_not_ghost, elem_filter);
model.getFEEngine().integrate(stress_vec, int_stress_vec, sp_dim * sp_dim, type,
_not_ghost, elem_filter);
Elements
The base for every FiniteElements computation is its mesh and the elements that
are used within that mesh. The element types that can be used depend on the
mesh, but also on the dimensionality of the problem (1D, 2D or 3D). In
Akantu
, several isoparametric Lagrangian element types are supported (and
one serendipity element). Each of these types is discussed in some detail below,
starting with the 1Delements all the way to the 3Delements. More detailed
information (shape function, location of Gaussian quadrature points, and so on)
can be found in Appendix app:elements.
Isoparametric Elements
1D
There are two types of isoparametric elements defined in 1D. These element
types are called _segment_2
and
_segment_3
, and are depicted
schematically in Fig. 1. Some of the basic properties of
these elements are listed in Table 1.
Element type 
Order 
#nodes 
#quad points 

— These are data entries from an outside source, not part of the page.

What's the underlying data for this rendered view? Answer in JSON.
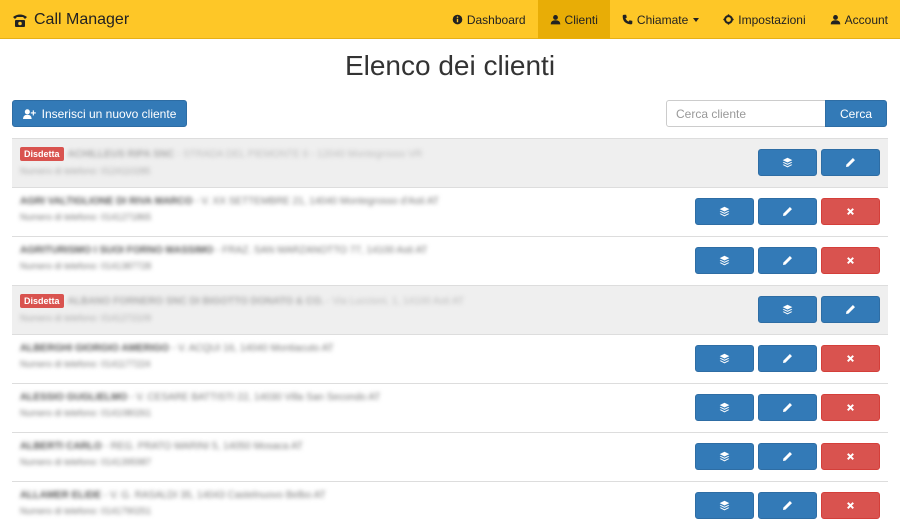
{
  "app": {
    "title": "Call Manager"
  },
  "nav": {
    "items": [
      {
        "label": "Dashboard",
        "icon": "info-circle-icon"
      },
      {
        "label": "Clienti",
        "icon": "user-icon",
        "active": true
      },
      {
        "label": "Chiamate",
        "icon": "phone-icon",
        "dropdown": true
      },
      {
        "label": "Impostazioni",
        "icon": "gear-icon"
      },
      {
        "label": "Account",
        "icon": "user-icon"
      }
    ]
  },
  "page": {
    "title": "Elenco dei clienti"
  },
  "toolbar": {
    "add_label": "Inserisci un nuovo cliente",
    "search_placeholder": "Cerca cliente",
    "search_label": "Cerca"
  },
  "badge_label": "Disdetta",
  "colors": {
    "navbar": "#fec727",
    "nav_active": "#e8ad06",
    "primary": "#337ab7",
    "danger": "#d9534f"
  },
  "clients": [
    {
      "name": "ACHILLEUS RIPA SNC",
      "address": "- STRADA DEL PIEMONTE 6 - 12040 Montegrosso VR",
      "phone": "Numero di telefono: 0124110285",
      "cancelled": true
    },
    {
      "name": "AGRI VALTIGLIONE DI RIVA MARCO",
      "address": "- V. XX SETTEMBRE 21, 14040 Montegrosso d'Asti AT",
      "phone": "Numero di telefono: 0141271865",
      "cancelled": false
    },
    {
      "name": "AGRITURISMO I SUOI FORNO MASSIMO",
      "address": "- FRAZ. SAN MARZANOTTO 77, 14100 Asti AT",
      "phone": "Numero di telefono: 0141387728",
      "cancelled": false
    },
    {
      "name": "ALBANO FORNERO SNC DI BIGOTTO DONATO & CO.",
      "address": "- Via Luccioni, 1, 14100 Asti AT",
      "phone": "Numero di telefono: 0141272109",
      "cancelled": true
    },
    {
      "name": "ALBERGHI GIORGIO AMERIGO",
      "address": "- V. ACQUI 16, 14040 Montiacuto AT",
      "phone": "Numero di telefono: 0141177224",
      "cancelled": false
    },
    {
      "name": "ALESSIO GUGLIELMO",
      "address": "- V. CESARE BATTISTI 22, 14030 Villa San Secondo AT",
      "phone": "Numero di telefono: 0141080261",
      "cancelled": false
    },
    {
      "name": "ALBERTI CARLO",
      "address": "- REG. PRATO MARINI 5, 14050 Mosaca AT",
      "phone": "Numero di telefono: 0141395987",
      "cancelled": false
    },
    {
      "name": "ALLAMER ELIDE",
      "address": "- V. G. RASALDI 35, 14043 Castelnuovo Belbo AT",
      "phone": "Numero di telefono: 0141790251",
      "cancelled": false
    }
  ]
}
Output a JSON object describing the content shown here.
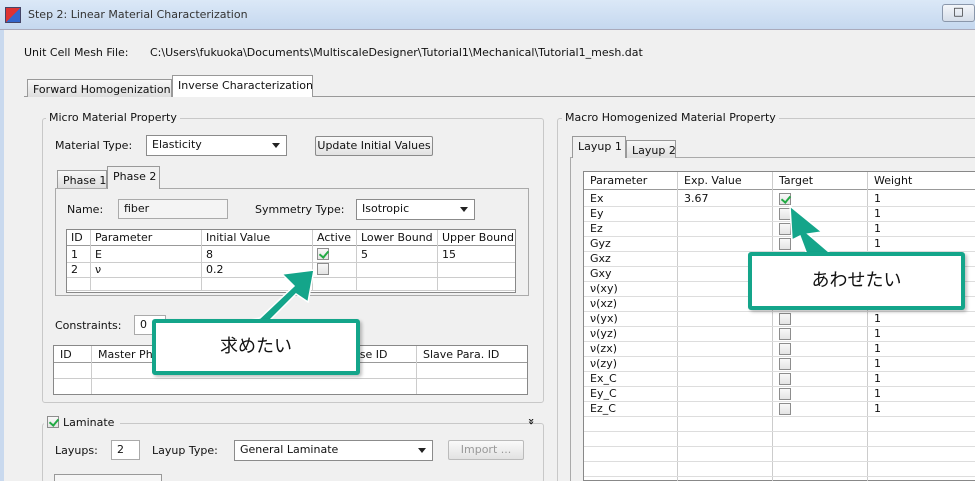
{
  "window": {
    "title": "Step 2: Linear Material Characterization",
    "button": "□"
  },
  "mesh": {
    "label": "Unit Cell Mesh File:",
    "path": "C:\\Users\\fukuoka\\Documents\\MultiscaleDesigner\\Tutorial1\\Mechanical\\Tutorial1_mesh.dat"
  },
  "main_tabs": [
    "Forward Homogenization",
    "Inverse Characterization"
  ],
  "micro": {
    "title": "Micro Material Property",
    "material_type_label": "Material Type:",
    "material_type": "Elasticity",
    "update_button": "Update Initial Values",
    "phase_tabs": [
      "Phase 1",
      "Phase 2"
    ],
    "name_label": "Name:",
    "name_value": "fiber",
    "symmetry_label": "Symmetry Type:",
    "symmetry_value": "Isotropic",
    "table": {
      "headers": [
        "ID",
        "Parameter",
        "Initial Value",
        "Active",
        "Lower Bound",
        "Upper Bound"
      ],
      "rows": [
        {
          "id": "1",
          "param": "E",
          "init": "8",
          "active": true,
          "lower": "5",
          "upper": "15"
        },
        {
          "id": "2",
          "param": "ν",
          "init": "0.2",
          "active": false,
          "lower": "",
          "upper": ""
        }
      ]
    },
    "constraints_label": "Constraints:",
    "constraints_value": "0",
    "constraints_headers": [
      "ID",
      "Master Pha",
      "ase ID",
      "Slave Para. ID"
    ]
  },
  "laminate": {
    "label": "Laminate",
    "checked": true,
    "layups_label": "Layups:",
    "layups_value": "2",
    "layup_type_label": "Layup Type:",
    "layup_type": "General Laminate",
    "import_button": "Import ...",
    "collapse_icon": "»"
  },
  "macro": {
    "title": "Macro Homogenized Material Property",
    "layup_tabs": [
      "Layup 1",
      "Layup 2"
    ],
    "headers": [
      "Parameter",
      "Exp. Value",
      "Target",
      "Weight"
    ],
    "rows": [
      {
        "param": "Ex",
        "exp": "3.67",
        "target": true,
        "weight": "1"
      },
      {
        "param": "Ey",
        "exp": "",
        "target": false,
        "weight": "1"
      },
      {
        "param": "Ez",
        "exp": "",
        "target": false,
        "weight": "1"
      },
      {
        "param": "Gyz",
        "exp": "",
        "target": false,
        "weight": "1"
      },
      {
        "param": "Gxz",
        "exp": "",
        "target": false,
        "weight": ""
      },
      {
        "param": "Gxy",
        "exp": "",
        "target": false,
        "weight": ""
      },
      {
        "param": "ν(xy)",
        "exp": "",
        "target": false,
        "weight": ""
      },
      {
        "param": "ν(xz)",
        "exp": "",
        "target": false,
        "weight": ""
      },
      {
        "param": "ν(yx)",
        "exp": "",
        "target": false,
        "weight": "1"
      },
      {
        "param": "ν(yz)",
        "exp": "",
        "target": false,
        "weight": "1"
      },
      {
        "param": "ν(zx)",
        "exp": "",
        "target": false,
        "weight": "1"
      },
      {
        "param": "ν(zy)",
        "exp": "",
        "target": false,
        "weight": "1"
      },
      {
        "param": "Ex_C",
        "exp": "",
        "target": false,
        "weight": "1"
      },
      {
        "param": "Ey_C",
        "exp": "",
        "target": false,
        "weight": "1"
      },
      {
        "param": "Ez_C",
        "exp": "",
        "target": false,
        "weight": "1"
      }
    ]
  },
  "callouts": {
    "left": "求めたい",
    "right": "あわせたい"
  },
  "colors": {
    "callout_border": "#14a58a"
  }
}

linear 
2 
1 

quadratic 
3 
2 
2D
There are four types of isoparametric elements defined in 2D. These element
types are called _triangle_3
,
_triangle_6
,
_quadrangle_4
and
_quadrangle_8
, and all of them are
depicted in Fig. 2. As with the 1D elements, some of the most
basic properties of these elements are listed in Table 2. It
is important to note that the first element is linear, the next two quadratic
and the last one cubic. Furthermore, the last element type (_quadrangle_8
)
is not a Lagrangian but a serendipity element.
Element type 
Order 
#nodes 
#quad points 

linear 
3 
1 

quadratic 
6 
3 

linear 
4 
4 

quadratic 
8 
9 
3D
In Akantu
, there are three types of isoparametric elements defined in 3D.
These element types are called _tetrahedron_4
, _tetrahedron_10
and _hexadedron_8
, and all of them are depicted schematically in
Fig. 3. As with the 1D and 2D elements some of the most basic
properties of these elements are listed in Table 3.
Element type 
Order 
#nodes 
#quad points 

linear 
4 
1 

quadratic 
10 
4 


cubic 
8 
8 
Cohesive Elements
The cohesive elements that have been implemented in Akantu
are based
on the work of Ortiz and Pandolfi [OP99b]. Their main
properties are reported in Table 4.
Element type 
Facet type 
Order 
#nodes 
#quad points 


linear 
2 
1 

linear 
4 
1 

quadratic 
6 
2 

linear 
6 
1 

quadratic 
12 
3 
Structural Elements
Bernoulli Beam Elements
These elements allow to compute the displacements and rotations of structures
constituted by Bernoulli beams. Akantu
defines them for both 2D and 3D
problems respectively in the element types _bernoulli_beam_2
and _bernoulli_beam_3
. A schematic depiction of a beam element is shown
in Fig. 5 and some of its properties are listed in
Table 5.
Note
Beam elements are of mixed order: the axial displacement is linearly interpolated while transverse displacements and rotations use cubic shape functions.
Element type 
Dimension 
# nodes 
# quad. points 
# d.o.f. 

2D 
2 
3 
6 

3D 
2 
3 
12